The investigation took on a new life about five years ago and uncovered evidence that led to the arrest and grand jury indictment of Davis. Prosecutors contend that Tupac’s murder occurred in retaliation for a physical attack that Tupac and some of his Death Row Records unleashed on Davis’ nephew earlier in the day. Within hours of that attack, Davis had planned and pulled off the murder of Tupac Shakur.
The violence 27 years ago was rooted in gang conflicts that arose in Compton, California, according to police. Shakur was a member of a gang named Mob Piru, which had issues with the Southside Compton Crips, with whom Davis was associated. With both men and their associates in Vegas to see the Mike Tyson/Bruce Seldon match-up at the MGM Grand, a chance encounter between a group of Death Row Records execs and Davis’ nephew in the MGM led to a physical altercation initiated by Tupac and friends. News of his nephew’s attack reached Davis, who straightaway came up with a plan to get a gun to get revenge.
Davis and his entourage got into a white Cadillac, and the gun was given to a passenger in the. Then they sought their nemesis, pulled up next to a black BMW, and shot Shakur repeatedly. Six days later, Shakur was dead after four bullets led to irreparable damage. There is no indication of who pulled the trigger, but the indictment clearly called out Davis as the one who organized the deadly events that night.

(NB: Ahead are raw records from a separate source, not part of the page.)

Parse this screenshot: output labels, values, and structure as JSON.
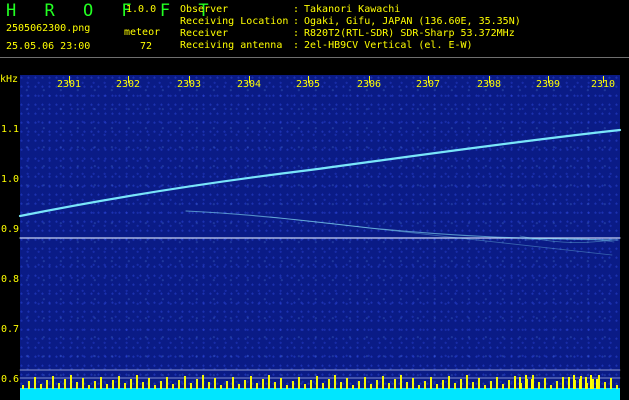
{
  "header": {
    "title": "H R O F F T",
    "version": "1.0.0",
    "filename": "2505062300.png",
    "datetime": "25.05.06 23:00",
    "meteor_label": "meteor",
    "meteor_count": "72"
  },
  "info": [
    {
      "key": "Observer",
      "value": "Takanori Kawachi"
    },
    {
      "key": "Receiving Location",
      "value": "Ogaki, Gifu, JAPAN (136.60E, 35.35N)"
    },
    {
      "key": "Receiver",
      "value": "R820T2(RTL-SDR) SDR-Sharp 53.372MHz"
    },
    {
      "key": "Receiving antenna",
      "value": "2el-HB9CV Vertical (el. E-W)"
    }
  ],
  "chart_data": {
    "type": "spectrogram",
    "x_ticks": [
      "2301",
      "2302",
      "2303",
      "2304",
      "2305",
      "2306",
      "2307",
      "2308",
      "2309",
      "2310"
    ],
    "y_unit": "kHz",
    "y_ticks": [
      "1.1",
      "1.0",
      "0.9",
      "0.8",
      "0.7",
      "0.6"
    ],
    "colors": {
      "background": "#000000",
      "plot_background": "#0a1b86",
      "trace": "#7ff0ff",
      "text": "#ffff00",
      "title": "#22ff22",
      "bottom_band": "#00e6ff",
      "bottom_spikes": "#ffff00"
    }
  }
}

Murder charges involving a deadly weapon are serious in their own right, and a gang enhancement could add another twenty years to Davis’ sentence. Thus, a guilty verdict could put the 60-year-old defendant behind bars for the rest of his life.
Clearly, a criminal defense could be necessary in any unsolved matter, even years after the event in question. If you find yourself facing charges in a criminal matter, the experienced and aggressive criminal defense attorneys at Boertje & Associates in San Diego can help. Schedule a confidential consultation today.